Input data START
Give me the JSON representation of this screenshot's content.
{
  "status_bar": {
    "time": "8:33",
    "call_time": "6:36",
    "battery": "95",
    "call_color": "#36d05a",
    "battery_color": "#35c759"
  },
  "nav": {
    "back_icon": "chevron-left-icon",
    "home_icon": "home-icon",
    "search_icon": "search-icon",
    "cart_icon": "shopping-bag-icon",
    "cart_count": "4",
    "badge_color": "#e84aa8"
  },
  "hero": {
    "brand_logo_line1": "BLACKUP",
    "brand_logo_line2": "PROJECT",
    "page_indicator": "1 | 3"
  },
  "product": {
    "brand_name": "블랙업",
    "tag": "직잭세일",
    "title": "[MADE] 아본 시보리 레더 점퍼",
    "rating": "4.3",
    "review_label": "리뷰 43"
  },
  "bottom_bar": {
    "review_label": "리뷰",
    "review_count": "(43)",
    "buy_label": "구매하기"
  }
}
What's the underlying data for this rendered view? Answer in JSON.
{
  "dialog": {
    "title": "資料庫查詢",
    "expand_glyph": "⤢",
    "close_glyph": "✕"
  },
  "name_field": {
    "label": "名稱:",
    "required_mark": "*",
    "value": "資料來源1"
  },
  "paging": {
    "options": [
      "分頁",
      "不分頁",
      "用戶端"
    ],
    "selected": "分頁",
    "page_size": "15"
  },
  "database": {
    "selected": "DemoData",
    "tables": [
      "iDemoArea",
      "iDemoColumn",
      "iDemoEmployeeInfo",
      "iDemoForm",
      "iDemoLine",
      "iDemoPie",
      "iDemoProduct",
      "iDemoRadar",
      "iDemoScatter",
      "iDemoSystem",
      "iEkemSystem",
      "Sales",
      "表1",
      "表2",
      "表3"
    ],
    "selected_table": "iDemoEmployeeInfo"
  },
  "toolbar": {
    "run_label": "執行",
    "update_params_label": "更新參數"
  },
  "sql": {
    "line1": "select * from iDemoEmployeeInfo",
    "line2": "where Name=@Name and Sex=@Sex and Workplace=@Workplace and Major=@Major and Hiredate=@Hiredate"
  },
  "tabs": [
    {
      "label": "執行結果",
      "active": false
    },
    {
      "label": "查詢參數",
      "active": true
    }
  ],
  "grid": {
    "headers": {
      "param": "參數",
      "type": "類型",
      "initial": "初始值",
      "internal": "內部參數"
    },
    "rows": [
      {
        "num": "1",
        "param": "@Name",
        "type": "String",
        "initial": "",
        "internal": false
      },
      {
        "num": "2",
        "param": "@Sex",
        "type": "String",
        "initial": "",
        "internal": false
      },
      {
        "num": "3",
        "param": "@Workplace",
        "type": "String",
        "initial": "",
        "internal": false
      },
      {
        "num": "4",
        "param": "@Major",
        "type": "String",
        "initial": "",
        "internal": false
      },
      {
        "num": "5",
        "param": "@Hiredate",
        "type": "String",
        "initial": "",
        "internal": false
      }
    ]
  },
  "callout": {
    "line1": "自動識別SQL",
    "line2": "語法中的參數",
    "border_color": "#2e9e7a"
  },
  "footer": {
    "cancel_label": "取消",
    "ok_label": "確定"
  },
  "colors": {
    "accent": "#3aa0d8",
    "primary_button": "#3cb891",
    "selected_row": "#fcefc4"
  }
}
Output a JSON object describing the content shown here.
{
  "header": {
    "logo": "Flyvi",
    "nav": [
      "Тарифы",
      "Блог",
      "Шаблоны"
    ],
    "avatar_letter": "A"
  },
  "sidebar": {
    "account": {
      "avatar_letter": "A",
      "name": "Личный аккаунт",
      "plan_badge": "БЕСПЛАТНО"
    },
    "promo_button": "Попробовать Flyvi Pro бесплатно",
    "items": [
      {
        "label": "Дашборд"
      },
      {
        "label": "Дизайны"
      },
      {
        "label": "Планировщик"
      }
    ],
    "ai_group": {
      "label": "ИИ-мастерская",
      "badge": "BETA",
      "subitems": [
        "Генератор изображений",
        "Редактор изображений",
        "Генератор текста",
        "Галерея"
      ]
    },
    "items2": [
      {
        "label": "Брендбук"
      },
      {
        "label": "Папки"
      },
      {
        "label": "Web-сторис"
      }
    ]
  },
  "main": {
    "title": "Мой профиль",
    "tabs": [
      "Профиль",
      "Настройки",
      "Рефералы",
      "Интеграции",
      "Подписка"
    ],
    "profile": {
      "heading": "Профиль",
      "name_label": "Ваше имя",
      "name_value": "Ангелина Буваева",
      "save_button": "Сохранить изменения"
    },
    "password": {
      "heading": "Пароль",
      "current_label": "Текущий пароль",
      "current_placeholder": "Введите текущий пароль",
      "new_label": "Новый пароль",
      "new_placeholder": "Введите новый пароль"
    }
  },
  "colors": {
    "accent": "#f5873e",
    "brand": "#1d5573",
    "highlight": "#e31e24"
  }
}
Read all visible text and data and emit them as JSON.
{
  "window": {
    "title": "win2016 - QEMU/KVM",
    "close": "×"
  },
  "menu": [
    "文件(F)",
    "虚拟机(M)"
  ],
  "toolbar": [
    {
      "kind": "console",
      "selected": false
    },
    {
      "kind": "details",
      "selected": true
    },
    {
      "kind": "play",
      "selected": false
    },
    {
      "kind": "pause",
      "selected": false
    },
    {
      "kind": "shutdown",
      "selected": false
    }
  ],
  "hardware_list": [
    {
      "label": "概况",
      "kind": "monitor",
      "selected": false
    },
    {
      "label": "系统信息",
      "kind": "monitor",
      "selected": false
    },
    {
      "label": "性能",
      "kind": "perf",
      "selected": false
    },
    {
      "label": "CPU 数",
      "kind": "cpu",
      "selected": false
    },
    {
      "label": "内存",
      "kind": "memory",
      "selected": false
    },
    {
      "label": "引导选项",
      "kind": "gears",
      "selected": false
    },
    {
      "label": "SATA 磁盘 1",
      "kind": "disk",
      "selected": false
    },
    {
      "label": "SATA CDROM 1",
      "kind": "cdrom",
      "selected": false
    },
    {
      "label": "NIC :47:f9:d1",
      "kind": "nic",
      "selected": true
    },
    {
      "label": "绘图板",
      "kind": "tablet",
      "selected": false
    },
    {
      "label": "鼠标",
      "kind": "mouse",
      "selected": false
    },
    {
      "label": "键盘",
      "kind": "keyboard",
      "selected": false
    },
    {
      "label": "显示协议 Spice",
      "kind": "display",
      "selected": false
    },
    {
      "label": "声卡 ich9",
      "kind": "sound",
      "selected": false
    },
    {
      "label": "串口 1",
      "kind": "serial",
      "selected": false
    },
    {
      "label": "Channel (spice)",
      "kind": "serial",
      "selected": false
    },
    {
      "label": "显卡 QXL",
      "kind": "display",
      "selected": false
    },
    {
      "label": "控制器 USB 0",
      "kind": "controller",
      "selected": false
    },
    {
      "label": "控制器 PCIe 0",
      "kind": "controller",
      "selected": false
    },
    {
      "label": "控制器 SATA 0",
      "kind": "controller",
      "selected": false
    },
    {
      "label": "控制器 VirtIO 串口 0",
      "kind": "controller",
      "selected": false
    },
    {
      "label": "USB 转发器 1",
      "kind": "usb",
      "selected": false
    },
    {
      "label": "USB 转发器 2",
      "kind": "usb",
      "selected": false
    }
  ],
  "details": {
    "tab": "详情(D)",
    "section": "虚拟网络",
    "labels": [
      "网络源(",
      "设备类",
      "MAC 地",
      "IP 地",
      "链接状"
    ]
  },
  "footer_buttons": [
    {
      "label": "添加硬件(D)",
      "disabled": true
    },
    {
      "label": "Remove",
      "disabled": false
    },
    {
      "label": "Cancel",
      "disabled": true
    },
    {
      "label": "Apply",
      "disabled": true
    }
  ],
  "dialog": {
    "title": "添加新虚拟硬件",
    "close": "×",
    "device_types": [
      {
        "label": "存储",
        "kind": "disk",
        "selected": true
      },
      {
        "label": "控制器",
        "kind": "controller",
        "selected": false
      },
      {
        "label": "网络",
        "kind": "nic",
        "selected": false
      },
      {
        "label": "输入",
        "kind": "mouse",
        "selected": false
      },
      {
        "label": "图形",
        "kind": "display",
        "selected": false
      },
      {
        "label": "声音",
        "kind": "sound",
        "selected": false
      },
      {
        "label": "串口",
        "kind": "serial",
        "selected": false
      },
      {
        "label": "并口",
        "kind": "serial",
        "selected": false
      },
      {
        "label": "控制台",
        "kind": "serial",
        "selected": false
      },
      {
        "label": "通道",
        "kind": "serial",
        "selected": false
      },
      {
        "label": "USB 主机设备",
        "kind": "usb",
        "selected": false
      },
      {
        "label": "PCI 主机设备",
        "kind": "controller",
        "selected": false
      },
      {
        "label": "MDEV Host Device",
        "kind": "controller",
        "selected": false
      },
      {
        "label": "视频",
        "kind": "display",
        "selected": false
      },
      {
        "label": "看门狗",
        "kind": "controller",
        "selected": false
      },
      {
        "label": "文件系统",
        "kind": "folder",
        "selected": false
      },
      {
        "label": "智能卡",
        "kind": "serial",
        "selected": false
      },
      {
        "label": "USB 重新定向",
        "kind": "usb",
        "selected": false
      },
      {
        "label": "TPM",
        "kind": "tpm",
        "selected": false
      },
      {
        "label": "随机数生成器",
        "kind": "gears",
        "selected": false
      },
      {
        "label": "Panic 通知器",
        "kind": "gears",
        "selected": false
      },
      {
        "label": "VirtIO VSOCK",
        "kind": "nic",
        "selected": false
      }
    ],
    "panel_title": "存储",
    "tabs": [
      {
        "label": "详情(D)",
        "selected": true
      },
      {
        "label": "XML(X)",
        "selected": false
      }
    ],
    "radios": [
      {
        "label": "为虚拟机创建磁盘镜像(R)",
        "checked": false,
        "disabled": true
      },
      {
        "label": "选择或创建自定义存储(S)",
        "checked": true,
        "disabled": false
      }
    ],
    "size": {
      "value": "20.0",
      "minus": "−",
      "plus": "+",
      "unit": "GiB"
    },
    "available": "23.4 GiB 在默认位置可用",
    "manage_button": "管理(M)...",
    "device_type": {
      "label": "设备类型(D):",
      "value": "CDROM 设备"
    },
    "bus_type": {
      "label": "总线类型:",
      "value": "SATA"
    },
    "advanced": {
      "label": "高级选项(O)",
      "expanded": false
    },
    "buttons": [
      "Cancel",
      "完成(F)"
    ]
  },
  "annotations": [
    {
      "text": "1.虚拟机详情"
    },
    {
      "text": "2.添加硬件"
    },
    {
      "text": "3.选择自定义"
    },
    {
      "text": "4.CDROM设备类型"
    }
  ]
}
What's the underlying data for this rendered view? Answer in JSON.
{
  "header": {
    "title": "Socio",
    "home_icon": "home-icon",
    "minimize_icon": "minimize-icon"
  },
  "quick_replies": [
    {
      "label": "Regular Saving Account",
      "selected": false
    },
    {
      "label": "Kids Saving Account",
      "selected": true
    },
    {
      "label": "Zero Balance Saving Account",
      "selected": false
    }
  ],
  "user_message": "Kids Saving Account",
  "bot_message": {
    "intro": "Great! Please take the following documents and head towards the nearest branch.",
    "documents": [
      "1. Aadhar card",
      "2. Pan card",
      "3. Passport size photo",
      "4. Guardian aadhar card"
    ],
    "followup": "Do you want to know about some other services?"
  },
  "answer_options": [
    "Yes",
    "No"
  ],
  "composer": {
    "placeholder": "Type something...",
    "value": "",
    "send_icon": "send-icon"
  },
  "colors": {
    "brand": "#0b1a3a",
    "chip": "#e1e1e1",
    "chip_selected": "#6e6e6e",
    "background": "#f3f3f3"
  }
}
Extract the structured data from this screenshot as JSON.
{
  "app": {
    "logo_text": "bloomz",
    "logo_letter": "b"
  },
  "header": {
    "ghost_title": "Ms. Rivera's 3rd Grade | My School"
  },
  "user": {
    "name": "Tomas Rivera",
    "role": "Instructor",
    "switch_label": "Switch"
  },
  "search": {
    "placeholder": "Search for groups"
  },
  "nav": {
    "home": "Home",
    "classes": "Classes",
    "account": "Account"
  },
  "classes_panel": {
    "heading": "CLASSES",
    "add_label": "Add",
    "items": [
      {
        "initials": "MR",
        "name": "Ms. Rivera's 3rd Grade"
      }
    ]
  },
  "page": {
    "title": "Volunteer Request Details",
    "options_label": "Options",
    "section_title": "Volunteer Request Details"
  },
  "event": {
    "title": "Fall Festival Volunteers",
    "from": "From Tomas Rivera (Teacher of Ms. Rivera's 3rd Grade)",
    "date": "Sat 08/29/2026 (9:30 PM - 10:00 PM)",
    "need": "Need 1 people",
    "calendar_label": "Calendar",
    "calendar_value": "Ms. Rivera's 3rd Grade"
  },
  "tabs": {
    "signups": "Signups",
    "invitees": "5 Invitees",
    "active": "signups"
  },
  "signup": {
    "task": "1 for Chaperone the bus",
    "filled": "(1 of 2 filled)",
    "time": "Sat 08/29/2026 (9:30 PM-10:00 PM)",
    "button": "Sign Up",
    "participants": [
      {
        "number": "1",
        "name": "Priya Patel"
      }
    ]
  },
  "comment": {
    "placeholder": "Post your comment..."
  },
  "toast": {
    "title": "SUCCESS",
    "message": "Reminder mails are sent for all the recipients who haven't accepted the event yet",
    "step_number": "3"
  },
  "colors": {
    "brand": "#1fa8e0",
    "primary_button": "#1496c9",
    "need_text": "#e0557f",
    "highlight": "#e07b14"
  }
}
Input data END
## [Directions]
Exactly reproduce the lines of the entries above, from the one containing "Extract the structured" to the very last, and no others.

## [Written answer]
Extract the structured data from this screenshot as JSON.
{
  "app": {
    "logo_text": "bloomz",
    "logo_letter": "b"
  },
  "header": {
    "ghost_title": "Ms. Rivera's 3rd Grade | My School"
  },
  "user": {
    "name": "Tomas Rivera",
    "role": "Instructor",
    "switch_label": "Switch"
  },
  "search": {
    "placeholder": "Search for groups"
  },
  "nav": {
    "home": "Home",
    "classes": "Classes",
    "account": "Account"
  },
  "classes_panel": {
    "heading": "CLASSES",
    "add_label": "Add",
    "items": [
      {
        "initials": "MR",
        "name": "Ms. Rivera's 3rd Grade"
      }
    ]
  },
  "page": {
    "title": "Volunteer Request Details",
    "options_label": "Options",
    "section_title": "Volunteer Request Details"
  },
  "event": {
    "title": "Fall Festival Volunteers",
    "from": "From Tomas Rivera (Teacher of Ms. Rivera's 3rd Grade)",
    "date": "Sat 08/29/2026 (9:30 PM - 10:00 PM)",
    "need": "Need 1 people",
    "calendar_label": "Calendar",
    "calendar_value": "Ms. Rivera's 3rd Grade"
  },
  "tabs": {
    "signups": "Signups",
    "invitees": "5 Invitees",
    "active": "signups"
  },
  "signup": {
    "task": "1 for Chaperone the bus",
    "filled": "(1 of 2 filled)",
    "time": "Sat 08/29/2026 (9:30 PM-10:00 PM)",
    "button": "Sign Up",
    "participants": [
      {
        "number": "1",
        "name": "Priya Patel"
      }
    ]
  },
  "comment": {
    "placeholder": "Post your comment..."
  },
  "toast": {
    "title": "SUCCESS",
    "message": "Reminder mails are sent for all the recipients who haven't accepted the event yet",
    "step_number": "3"
  },
  "colors": {
    "brand": "#1fa8e0",
    "primary_button": "#1496c9",
    "need_text": "#e0557f",
    "highlight": "#e07b14"
  }
}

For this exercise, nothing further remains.